An effects pedal board can mean different things to different people, though. For some it can be as simple as mounting pedals on a board (using strips of velcro tape), but to others it`s a floor-based multi-effects processor - technology developed over the years to introduce a range of guitar pedals that perform multiple tasks in small, easy to handle packages.
You can think of multi-effects processors as consoles that give you "everything at your fingertips" (or toes, as the case may be!). These are typically programmable, so you are unlimited in control over the sounds you can produce.
It wasn`t that long ago that guitar effects were only available as pedals but in the early 80s the introduction of the multi-effects processor changed the way musicians started to use them. Not only could they be used with guitars but with basses and keyboards, too. They were also incredibly expensive back in the day. While you can still spend a fortune on pedals and/or multi-effects processors, there are a lot of affordable models available.
When designing your pedal board layout, consider that each pedal you use imparts its own effect to the music you`re playing. These should be positioned so that effects introduced at different points in the signal chain don`t end up canceling each other out. This takes a bit of experimentation to find the best possible configuration.

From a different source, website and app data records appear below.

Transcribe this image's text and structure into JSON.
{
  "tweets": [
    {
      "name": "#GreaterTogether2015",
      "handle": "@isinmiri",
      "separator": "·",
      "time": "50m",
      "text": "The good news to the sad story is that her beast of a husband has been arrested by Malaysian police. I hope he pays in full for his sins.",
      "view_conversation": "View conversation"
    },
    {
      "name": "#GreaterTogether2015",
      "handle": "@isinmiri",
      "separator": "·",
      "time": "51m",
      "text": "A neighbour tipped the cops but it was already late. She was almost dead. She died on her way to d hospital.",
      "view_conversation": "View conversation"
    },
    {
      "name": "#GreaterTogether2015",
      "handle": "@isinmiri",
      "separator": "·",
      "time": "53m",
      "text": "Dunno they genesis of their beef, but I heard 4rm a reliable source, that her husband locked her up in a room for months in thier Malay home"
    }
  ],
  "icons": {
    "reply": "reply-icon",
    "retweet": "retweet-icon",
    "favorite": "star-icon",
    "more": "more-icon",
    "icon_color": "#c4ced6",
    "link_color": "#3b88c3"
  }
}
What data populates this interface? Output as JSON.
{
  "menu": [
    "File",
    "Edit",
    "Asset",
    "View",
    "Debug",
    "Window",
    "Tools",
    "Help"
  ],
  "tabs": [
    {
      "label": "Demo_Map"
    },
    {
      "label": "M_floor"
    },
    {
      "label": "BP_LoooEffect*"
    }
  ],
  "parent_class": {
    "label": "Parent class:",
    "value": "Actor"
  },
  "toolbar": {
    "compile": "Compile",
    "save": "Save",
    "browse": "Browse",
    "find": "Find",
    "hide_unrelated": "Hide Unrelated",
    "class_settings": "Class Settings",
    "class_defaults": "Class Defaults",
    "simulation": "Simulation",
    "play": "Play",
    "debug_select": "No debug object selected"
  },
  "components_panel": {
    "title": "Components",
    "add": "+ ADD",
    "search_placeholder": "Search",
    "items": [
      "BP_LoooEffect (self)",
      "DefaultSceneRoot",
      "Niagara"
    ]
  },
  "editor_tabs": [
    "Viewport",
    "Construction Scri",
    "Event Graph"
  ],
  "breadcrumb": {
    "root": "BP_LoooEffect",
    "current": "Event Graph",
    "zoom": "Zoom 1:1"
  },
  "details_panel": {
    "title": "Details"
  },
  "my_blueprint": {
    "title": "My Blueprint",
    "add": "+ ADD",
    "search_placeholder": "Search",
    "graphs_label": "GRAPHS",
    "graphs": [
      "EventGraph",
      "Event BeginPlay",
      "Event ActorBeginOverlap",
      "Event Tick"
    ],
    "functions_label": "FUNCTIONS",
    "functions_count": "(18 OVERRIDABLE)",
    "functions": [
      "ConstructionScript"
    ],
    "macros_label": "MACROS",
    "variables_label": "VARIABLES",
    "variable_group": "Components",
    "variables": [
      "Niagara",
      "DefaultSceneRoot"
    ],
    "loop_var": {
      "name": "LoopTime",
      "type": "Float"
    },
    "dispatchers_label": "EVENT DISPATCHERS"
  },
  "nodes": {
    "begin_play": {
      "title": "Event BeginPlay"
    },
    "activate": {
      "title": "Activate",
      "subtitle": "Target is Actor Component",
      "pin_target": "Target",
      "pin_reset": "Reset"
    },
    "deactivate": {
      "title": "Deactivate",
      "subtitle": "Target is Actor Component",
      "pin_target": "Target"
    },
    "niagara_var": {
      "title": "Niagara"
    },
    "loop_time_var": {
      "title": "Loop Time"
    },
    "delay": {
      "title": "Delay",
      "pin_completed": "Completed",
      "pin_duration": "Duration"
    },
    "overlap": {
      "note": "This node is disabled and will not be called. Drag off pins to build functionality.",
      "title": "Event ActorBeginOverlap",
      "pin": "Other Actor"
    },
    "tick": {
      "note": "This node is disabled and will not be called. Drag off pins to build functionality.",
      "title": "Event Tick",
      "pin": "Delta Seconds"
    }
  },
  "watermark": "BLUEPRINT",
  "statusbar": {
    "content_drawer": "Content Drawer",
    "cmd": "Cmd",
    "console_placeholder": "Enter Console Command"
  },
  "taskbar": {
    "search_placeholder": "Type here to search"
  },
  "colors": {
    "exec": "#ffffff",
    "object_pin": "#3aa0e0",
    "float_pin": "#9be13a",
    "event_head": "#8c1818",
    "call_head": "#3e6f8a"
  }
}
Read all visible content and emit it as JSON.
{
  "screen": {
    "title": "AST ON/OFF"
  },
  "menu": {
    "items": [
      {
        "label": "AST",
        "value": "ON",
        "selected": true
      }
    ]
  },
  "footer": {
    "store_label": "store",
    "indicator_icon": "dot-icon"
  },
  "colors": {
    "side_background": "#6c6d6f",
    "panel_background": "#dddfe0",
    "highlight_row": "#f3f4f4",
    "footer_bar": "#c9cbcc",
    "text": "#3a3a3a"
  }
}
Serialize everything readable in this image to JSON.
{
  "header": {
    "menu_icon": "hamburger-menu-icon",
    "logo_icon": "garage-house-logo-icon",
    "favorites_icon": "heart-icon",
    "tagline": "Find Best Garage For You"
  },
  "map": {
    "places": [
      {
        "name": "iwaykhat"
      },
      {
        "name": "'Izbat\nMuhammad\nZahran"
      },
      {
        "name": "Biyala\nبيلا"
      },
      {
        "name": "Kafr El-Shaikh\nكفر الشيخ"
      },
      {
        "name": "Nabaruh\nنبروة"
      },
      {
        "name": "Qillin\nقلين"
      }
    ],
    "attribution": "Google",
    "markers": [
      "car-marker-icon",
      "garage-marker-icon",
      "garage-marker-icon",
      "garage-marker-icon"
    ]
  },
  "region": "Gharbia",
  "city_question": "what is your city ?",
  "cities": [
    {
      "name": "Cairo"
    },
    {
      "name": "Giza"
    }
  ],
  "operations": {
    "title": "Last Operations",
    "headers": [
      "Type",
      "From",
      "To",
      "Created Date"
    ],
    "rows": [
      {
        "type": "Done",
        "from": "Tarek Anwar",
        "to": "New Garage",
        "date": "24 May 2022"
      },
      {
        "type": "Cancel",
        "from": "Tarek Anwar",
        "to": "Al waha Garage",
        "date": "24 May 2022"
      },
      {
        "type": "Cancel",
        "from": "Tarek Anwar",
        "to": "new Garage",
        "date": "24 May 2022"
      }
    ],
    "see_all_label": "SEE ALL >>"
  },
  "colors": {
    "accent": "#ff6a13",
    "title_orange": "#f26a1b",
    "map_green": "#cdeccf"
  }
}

You must remember that every pedal and every cable between each pedal introduces a new source of latency and possible signal degradation. This means there could be a noticeable lag in the time it takes for the sound to get from your fingers to the amp and ultimately your ears. There could also be noise and hiss added, so it's important to pay attention to your pedal placement and consider adding a noise gate pedal to the mix.
Another important aspect is the cables that I mentioned. Make sure you use the best quality cables you can afford to create your signal chain (everything between the guitar output jack and the amplifier input jack).
A common pedal board layout includes anything from Dynamic Range (Compression) effects to EQ filters (Wah Pedal and Equalizer), Drive (Overdrive, Distortion, Fuzz), Modulation (Phase, Flange and Chorus) and lastly to time-based effects (Reverb and Delay).
Compression pedals should always be first on the board because they pump up the volume when it`s quiet and cut it when it becomes too high. Putting them first in the effects chain gives a consistent signal to the rest of the effects chain. The EQ effect, usually the Wah pedal, creates its distinctive vintage sound by sweeping up and down a narrow frequency range as you move the pedal. By being second in line, it benefits from the consistent signal from the compressor.
Drive and Modulation effects typically come next, with the time-based effects (Reverb and Delay) following last because they repeat the original signal without alteration. If your time-based effects were to be any earlier in the route, it could conflict with the other effects.
As with anything, "rules" are to sometimes meant to be broken! You could put the Wah pedal after the drive pedals to produce a thicker sound, or put Phase effects in front of the overdrive/distortion pedals, for example. Again, it's up to you to experiment and find the best configuration that sounds good.
The best advice is to decide the exact sound you are looking for and find out how that sound was created. Take inspiration from guitarists you admire - listen to their sound and research their pedal board setup. Visit folks like Sweetwater in the US and Dawson's Music in the UK to see a full range of pedal boards available.